At the beginning of a meeting, the people with the highest status can remind people that all feedback is welcome and all ideas will be heard. NLI’s experimental research has shown that asking for feedback instead of forcing someone in-demand will reduce stress in both speakers and listeners in order to better knowledge acquisition. Feedback culture development makes raising your voiceless challenging and comfortable for both sides of the story.
Exhibit 2: Language and wisely words of managers can reduce the speech issues of employees
3. Choose words wisely
It sounds simple, but subtle changes in word selection can be effective in increasing your voice. In a study focused on collective language, researchers found that leaders can increase the volume by 10% just by using the phrase “we” in discussions instead of phrases express less personally like “hospital” or “organization”. When the leader had a convincing opening, their voice rose to 27%. And when leaders use collective language, it signals that they can reach and get closer to their employees, and therefore people feel more comfortable speaking out their problems.
4. Turn yourself into an example
When leaders improve their voice when communicating with their members, they act as a catalyst for the goal of “spreading”. Psychologists have long discovered that people tend to re-examine themselves before the images they see from the behavior of colleagues or respected people.

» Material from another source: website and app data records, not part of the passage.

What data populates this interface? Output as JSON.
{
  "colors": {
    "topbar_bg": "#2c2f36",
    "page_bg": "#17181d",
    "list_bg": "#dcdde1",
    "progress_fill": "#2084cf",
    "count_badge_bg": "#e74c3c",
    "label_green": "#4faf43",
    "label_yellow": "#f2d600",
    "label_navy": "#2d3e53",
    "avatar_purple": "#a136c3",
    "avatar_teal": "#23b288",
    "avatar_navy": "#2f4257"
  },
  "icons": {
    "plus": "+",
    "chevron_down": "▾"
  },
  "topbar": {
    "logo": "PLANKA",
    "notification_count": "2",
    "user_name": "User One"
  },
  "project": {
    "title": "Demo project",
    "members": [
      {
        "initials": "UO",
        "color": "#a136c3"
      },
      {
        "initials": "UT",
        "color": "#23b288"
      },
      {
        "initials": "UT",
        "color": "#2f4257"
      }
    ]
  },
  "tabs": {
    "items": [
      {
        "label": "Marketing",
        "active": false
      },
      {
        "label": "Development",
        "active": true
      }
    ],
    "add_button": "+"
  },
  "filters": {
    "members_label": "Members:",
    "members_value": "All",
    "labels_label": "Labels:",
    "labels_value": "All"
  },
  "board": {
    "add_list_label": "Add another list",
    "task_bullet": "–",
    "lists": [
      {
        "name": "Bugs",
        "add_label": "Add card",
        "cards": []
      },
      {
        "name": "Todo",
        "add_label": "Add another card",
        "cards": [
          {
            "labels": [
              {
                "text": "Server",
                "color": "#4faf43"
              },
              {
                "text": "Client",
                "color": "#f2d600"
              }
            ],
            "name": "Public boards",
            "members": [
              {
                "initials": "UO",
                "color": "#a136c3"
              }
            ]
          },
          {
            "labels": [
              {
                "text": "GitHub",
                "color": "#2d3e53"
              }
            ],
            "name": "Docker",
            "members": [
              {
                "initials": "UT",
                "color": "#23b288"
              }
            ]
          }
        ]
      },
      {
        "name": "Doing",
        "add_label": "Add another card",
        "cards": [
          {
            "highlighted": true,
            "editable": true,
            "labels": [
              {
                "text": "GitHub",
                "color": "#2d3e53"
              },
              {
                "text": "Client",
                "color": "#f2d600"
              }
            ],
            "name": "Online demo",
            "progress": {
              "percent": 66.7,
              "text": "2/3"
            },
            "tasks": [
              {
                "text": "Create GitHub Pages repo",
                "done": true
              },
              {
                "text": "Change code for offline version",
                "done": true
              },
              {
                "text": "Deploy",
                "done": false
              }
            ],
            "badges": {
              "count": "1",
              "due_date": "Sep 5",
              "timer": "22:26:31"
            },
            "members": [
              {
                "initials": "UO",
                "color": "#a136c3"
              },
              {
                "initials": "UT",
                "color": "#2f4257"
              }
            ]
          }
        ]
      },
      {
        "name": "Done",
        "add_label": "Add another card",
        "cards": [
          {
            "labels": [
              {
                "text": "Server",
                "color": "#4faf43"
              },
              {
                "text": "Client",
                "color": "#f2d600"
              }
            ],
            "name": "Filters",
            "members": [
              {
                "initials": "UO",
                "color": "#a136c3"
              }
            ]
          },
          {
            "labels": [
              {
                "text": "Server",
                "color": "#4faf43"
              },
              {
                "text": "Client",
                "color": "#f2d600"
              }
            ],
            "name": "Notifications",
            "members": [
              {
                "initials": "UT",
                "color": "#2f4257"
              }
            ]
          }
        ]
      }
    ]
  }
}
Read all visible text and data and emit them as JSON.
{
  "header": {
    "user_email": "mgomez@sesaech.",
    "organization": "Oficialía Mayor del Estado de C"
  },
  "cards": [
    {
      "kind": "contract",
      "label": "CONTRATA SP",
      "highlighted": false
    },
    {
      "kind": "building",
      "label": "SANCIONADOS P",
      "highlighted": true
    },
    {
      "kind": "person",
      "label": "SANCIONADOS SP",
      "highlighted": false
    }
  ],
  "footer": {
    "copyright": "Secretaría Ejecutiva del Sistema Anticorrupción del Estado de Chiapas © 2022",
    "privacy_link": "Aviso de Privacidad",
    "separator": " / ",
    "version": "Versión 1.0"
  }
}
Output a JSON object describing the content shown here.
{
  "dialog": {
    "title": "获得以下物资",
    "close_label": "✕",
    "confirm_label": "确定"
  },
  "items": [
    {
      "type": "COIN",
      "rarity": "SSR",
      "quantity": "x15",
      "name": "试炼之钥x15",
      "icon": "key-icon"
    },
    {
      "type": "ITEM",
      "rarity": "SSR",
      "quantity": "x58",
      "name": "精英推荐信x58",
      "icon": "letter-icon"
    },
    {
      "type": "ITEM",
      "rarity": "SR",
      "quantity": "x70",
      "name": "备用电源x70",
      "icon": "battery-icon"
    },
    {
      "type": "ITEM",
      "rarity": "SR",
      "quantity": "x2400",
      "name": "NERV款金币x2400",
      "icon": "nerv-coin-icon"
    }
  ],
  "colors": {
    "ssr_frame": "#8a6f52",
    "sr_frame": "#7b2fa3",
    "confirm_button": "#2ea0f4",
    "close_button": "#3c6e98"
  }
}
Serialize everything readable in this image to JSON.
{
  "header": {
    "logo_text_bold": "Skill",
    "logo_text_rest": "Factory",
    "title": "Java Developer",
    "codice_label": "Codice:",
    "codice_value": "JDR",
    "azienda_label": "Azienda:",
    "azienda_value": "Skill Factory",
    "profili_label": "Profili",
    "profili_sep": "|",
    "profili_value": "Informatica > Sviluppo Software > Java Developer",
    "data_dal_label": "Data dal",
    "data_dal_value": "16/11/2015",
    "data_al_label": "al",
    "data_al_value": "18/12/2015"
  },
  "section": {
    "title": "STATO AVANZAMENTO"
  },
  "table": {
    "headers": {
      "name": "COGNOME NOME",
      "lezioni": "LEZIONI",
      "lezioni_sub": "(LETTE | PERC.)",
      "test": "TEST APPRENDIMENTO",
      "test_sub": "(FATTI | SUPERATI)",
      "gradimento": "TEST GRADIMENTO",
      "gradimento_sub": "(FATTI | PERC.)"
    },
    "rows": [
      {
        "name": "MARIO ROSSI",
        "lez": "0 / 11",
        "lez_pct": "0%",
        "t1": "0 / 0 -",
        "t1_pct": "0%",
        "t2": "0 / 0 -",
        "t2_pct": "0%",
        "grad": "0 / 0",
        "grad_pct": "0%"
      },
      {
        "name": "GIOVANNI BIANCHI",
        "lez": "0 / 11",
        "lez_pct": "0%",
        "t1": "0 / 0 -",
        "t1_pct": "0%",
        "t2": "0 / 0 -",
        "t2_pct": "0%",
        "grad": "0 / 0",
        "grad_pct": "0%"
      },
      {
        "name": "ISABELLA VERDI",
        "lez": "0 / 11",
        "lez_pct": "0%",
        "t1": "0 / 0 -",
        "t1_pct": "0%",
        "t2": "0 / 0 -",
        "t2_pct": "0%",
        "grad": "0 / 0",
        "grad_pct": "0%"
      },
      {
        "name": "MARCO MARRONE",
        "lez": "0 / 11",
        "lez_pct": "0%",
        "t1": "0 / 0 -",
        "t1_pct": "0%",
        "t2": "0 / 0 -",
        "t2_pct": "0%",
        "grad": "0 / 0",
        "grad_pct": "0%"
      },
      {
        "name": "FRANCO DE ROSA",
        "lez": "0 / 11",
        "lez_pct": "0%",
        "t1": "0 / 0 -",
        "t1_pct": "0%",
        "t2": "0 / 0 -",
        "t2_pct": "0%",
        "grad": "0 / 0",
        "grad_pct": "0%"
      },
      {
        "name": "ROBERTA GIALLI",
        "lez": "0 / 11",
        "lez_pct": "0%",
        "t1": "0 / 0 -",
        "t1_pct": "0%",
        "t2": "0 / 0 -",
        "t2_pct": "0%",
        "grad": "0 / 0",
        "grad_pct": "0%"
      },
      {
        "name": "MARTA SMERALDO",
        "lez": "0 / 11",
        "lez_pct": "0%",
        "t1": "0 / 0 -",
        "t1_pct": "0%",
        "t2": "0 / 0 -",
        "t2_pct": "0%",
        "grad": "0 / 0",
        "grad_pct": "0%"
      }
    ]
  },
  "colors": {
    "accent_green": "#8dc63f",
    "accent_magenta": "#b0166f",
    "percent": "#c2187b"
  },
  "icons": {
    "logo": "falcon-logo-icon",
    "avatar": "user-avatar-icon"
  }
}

An organization’s leader will convey this influence in the collective rules they teach their employees. Staff will reorganize their activities and goals based on the image their boss creates. When the voice becomes the priority of the leaders, with appropriate habits and systems, it can become a non-heroic act for people to speak up and strip before the leaders. Leaders must turn all these tools into a habit and they themselves need to speak out when they see things that they feel are wrong and troublesome.
After all, the organization will benefit more if they create a working environment that people are proactive, engaged in, and more inspirational. In general, this will be a progressive relationship, both for organizations and people working here. With millions of people annually affected by non-transparent decisions, indecent behavior or mistakes from others, the fact that employees can speak up is not only a nice-to-have feature but a must-have in every business.
According to Strategy+Business
PRIMUS – First Class Jobs Only